Success – at what price?

The sordid issue of drugs in sport takes us back to the Dubin Inquiry in Canada following the Ben Johnson episode at the Olympic Games in Seoul, South Korea, 1988. The Inquiry revealed that the physician involved in the case, Dr Jaime Astaphan, appeared to have suggested that athletes were taking drugs to enhance their performances anyway and it was better that they did so under the supervision of a qualified physician rather than risk injuring themselves by doing it without such assistance.

Interestingly, despite the fact that WADA has made significant strides in the unearthing of drug cheats in sport there seems to be little reduction in the incidence of such cases in the many sports being practised today.

Recent revelations by one of the greats of golf indicates that he has been informed by two current players of the game that they have used drugs to better their performance in the field.

For some time we have had revelations that the sport of Tennis has been tainted somewhat by the use of drugs by some of its athletes.

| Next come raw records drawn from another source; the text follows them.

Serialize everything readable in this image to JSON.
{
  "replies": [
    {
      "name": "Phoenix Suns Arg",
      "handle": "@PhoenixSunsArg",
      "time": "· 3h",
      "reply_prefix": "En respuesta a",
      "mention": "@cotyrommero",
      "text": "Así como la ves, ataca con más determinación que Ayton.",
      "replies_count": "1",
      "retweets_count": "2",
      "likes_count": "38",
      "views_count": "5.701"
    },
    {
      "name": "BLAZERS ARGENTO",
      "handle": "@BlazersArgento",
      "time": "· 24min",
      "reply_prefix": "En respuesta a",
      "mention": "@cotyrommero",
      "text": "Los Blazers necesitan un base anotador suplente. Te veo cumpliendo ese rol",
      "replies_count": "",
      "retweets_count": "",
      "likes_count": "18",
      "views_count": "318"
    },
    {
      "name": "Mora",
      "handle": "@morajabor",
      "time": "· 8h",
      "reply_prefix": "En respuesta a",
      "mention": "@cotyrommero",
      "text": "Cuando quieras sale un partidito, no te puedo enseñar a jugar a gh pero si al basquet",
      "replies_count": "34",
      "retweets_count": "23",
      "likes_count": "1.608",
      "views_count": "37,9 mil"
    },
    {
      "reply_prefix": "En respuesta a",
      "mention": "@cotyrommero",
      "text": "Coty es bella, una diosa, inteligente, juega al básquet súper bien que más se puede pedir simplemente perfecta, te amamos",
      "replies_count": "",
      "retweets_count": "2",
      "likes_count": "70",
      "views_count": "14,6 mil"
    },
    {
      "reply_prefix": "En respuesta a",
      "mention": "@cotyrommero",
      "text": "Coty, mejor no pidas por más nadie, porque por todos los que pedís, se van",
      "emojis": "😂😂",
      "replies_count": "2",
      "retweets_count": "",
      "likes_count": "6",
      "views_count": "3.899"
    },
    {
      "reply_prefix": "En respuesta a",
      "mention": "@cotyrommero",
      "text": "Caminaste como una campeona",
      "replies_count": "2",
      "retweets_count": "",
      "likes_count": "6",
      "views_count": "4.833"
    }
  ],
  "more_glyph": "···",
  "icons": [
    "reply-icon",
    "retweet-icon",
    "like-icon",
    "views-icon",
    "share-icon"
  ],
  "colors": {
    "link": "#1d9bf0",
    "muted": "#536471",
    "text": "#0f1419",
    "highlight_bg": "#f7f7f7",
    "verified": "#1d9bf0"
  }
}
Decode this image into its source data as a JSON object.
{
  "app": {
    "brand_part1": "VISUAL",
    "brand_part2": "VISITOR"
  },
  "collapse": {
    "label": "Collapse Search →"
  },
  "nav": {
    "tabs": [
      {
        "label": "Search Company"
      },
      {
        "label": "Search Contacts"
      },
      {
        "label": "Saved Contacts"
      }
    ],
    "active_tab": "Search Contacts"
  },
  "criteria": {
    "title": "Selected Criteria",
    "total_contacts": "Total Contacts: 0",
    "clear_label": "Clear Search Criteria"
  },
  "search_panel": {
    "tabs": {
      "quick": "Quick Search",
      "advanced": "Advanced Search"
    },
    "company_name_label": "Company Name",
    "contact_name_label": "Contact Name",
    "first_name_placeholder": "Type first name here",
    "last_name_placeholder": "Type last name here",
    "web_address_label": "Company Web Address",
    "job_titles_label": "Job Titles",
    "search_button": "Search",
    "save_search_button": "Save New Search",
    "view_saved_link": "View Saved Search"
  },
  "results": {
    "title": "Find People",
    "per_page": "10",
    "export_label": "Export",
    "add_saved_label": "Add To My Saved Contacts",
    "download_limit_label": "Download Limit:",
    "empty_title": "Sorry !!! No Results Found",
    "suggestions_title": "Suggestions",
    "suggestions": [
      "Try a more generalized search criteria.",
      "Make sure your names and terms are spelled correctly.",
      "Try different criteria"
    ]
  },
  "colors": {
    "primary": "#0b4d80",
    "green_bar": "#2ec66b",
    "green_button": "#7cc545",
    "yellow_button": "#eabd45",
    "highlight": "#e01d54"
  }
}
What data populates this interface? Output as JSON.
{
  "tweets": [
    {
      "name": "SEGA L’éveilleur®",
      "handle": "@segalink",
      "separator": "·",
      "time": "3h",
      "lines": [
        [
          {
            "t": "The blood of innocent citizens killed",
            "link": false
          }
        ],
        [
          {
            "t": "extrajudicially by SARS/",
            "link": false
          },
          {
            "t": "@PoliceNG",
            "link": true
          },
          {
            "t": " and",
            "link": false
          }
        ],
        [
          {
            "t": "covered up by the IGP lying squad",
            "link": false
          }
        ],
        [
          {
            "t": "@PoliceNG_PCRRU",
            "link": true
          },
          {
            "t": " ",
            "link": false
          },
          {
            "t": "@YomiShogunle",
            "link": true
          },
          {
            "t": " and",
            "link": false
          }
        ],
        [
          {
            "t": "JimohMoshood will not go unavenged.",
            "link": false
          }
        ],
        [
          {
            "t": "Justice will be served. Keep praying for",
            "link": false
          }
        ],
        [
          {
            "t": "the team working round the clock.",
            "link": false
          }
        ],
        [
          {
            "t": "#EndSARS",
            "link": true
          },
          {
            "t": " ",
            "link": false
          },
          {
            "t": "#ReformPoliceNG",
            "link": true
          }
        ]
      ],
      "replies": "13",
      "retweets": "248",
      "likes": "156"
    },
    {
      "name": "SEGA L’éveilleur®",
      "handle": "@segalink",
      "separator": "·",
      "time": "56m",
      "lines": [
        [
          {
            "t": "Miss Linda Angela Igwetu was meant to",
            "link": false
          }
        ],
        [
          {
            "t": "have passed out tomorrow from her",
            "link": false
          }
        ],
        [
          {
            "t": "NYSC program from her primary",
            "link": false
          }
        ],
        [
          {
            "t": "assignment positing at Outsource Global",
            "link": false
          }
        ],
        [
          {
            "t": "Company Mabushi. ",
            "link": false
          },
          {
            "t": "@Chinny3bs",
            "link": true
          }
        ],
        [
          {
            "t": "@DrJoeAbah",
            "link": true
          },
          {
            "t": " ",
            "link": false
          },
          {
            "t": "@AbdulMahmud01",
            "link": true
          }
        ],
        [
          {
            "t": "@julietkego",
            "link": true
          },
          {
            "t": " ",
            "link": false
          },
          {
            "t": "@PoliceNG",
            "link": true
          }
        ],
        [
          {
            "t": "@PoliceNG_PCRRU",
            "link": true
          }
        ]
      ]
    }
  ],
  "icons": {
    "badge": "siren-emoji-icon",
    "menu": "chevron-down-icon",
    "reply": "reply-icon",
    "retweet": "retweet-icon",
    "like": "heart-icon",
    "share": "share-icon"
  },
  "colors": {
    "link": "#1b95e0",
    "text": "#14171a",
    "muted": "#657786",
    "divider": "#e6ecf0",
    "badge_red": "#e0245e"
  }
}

The sports of archery and shooting have also come under scrutiny for the possible use of marijuana by some athletes to steady their nerves while competing.

In athletics there has been a recent trend towards checking long distance athletes for the use of EPO, the same drug used by some cyclists involved in endurance events.

Many are today asking the question, who is to blame?

Many international sports federations insist that the athlete is responsible for what is found in his/her body when tested. The athletes claim, at least initially, that they never knowingly took the drugs found in their bodies. Coaches and physicians are rarely called upon to offer explanations for and on behalf of the athletes who have been caught in the widening drug net.